#### Work task
All of the data below is to be output exactly as written.

#### Extracted records
»»
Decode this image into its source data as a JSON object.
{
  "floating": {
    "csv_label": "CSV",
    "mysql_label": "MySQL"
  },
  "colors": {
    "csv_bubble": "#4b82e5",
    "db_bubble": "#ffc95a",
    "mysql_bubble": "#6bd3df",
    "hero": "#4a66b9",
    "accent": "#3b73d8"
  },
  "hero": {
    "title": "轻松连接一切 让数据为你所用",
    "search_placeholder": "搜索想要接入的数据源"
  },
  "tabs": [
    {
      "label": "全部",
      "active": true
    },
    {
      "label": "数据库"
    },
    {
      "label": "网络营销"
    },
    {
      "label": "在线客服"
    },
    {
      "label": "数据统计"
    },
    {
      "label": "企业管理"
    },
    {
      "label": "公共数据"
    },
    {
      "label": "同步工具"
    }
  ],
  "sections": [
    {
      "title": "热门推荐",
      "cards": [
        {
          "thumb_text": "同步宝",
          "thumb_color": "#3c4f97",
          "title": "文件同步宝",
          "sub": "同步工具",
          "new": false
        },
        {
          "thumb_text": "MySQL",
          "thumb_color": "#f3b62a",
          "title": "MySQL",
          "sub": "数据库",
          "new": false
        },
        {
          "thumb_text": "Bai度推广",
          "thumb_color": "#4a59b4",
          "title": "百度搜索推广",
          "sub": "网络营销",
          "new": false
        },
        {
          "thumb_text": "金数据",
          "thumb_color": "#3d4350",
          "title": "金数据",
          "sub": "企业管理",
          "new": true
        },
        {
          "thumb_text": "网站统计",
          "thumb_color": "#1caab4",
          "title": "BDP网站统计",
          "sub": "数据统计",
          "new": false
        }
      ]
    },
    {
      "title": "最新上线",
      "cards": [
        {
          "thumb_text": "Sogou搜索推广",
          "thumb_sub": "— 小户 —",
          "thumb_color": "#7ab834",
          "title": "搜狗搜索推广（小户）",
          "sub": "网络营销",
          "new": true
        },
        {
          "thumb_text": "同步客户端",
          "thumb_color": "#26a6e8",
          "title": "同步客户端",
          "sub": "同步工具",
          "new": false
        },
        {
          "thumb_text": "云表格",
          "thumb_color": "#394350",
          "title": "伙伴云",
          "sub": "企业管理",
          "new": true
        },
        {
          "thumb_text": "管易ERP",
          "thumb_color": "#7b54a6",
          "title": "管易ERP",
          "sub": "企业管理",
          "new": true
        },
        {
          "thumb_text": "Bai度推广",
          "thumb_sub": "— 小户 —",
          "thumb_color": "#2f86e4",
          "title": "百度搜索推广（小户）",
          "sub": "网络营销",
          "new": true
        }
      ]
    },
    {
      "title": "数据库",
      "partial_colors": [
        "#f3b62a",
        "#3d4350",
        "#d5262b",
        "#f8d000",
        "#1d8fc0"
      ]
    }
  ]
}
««
#### Your solution
Decode this image into its source data as a JSON object.
{
  "floating": {
    "csv_label": "CSV",
    "mysql_label": "MySQL"
  },
  "colors": {
    "csv_bubble": "#4b82e5",
    "db_bubble": "#ffc95a",
    "mysql_bubble": "#6bd3df",
    "hero": "#4a66b9",
    "accent": "#3b73d8"
  },
  "hero": {
    "title": "轻松连接一切 让数据为你所用",
    "search_placeholder": "搜索想要接入的数据源"
  },
  "tabs": [
    {
      "label": "全部",
      "active": true
    },
    {
      "label": "数据库"
    },
    {
      "label": "网络营销"
    },
    {
      "label": "在线客服"
    },
    {
      "label": "数据统计"
    },
    {
      "label": "企业管理"
    },
    {
      "label": "公共数据"
    },
    {
      "label": "同步工具"
    }
  ],
  "sections": [
    {
      "title": "热门推荐",
      "cards": [
        {
          "thumb_text": "同步宝",
          "thumb_color": "#3c4f97",
          "title": "文件同步宝",
          "sub": "同步工具",
          "new": false
        },
        {
          "thumb_text": "MySQL",
          "thumb_color": "#f3b62a",
          "title": "MySQL",
          "sub": "数据库",
          "new": false
        },
        {
          "thumb_text": "Bai度推广",
          "thumb_color": "#4a59b4",
          "title": "百度搜索推广",
          "sub": "网络营销",
          "new": false
        },
        {
          "thumb_text": "金数据",
          "thumb_color": "#3d4350",
          "title": "金数据",
          "sub": "企业管理",
          "new": true
        },
        {
          "thumb_text": "网站统计",
          "thumb_color": "#1caab4",
          "title": "BDP网站统计",
          "sub": "数据统计",
          "new": false
        }
      ]
    },
    {
      "title": "最新上线",
      "cards": [
        {
          "thumb_text": "Sogou搜索推广",
          "thumb_sub": "— 小户 —",
          "thumb_color": "#7ab834",
          "title": "搜狗搜索推广（小户）",
          "sub": "网络营销",
          "new": true
        },
        {
          "thumb_text": "同步客户端",
          "thumb_color": "#26a6e8",
          "title": "同步客户端",
          "sub": "同步工具",
          "new": false
        },
        {
          "thumb_text": "云表格",
          "thumb_color": "#394350",
          "title": "伙伴云",
          "sub": "企业管理",
          "new": true
        },
        {
          "thumb_text": "管易ERP",
          "thumb_color": "#7b54a6",
          "title": "管易ERP",
          "sub": "企业管理",
          "new": true
        },
        {
          "thumb_text": "Bai度推广",
          "thumb_sub": "— 小户 —",
          "thumb_color": "#2f86e4",
          "title": "百度搜索推广（小户）",
          "sub": "网络营销",
          "new": true
        }
      ]
    },
    {
      "title": "数据库",
      "partial_colors": [
        "#f3b62a",
        "#3d4350",
        "#d5262b",
        "#f8d000",
        "#1d8fc0"
      ]
    }
  ]
}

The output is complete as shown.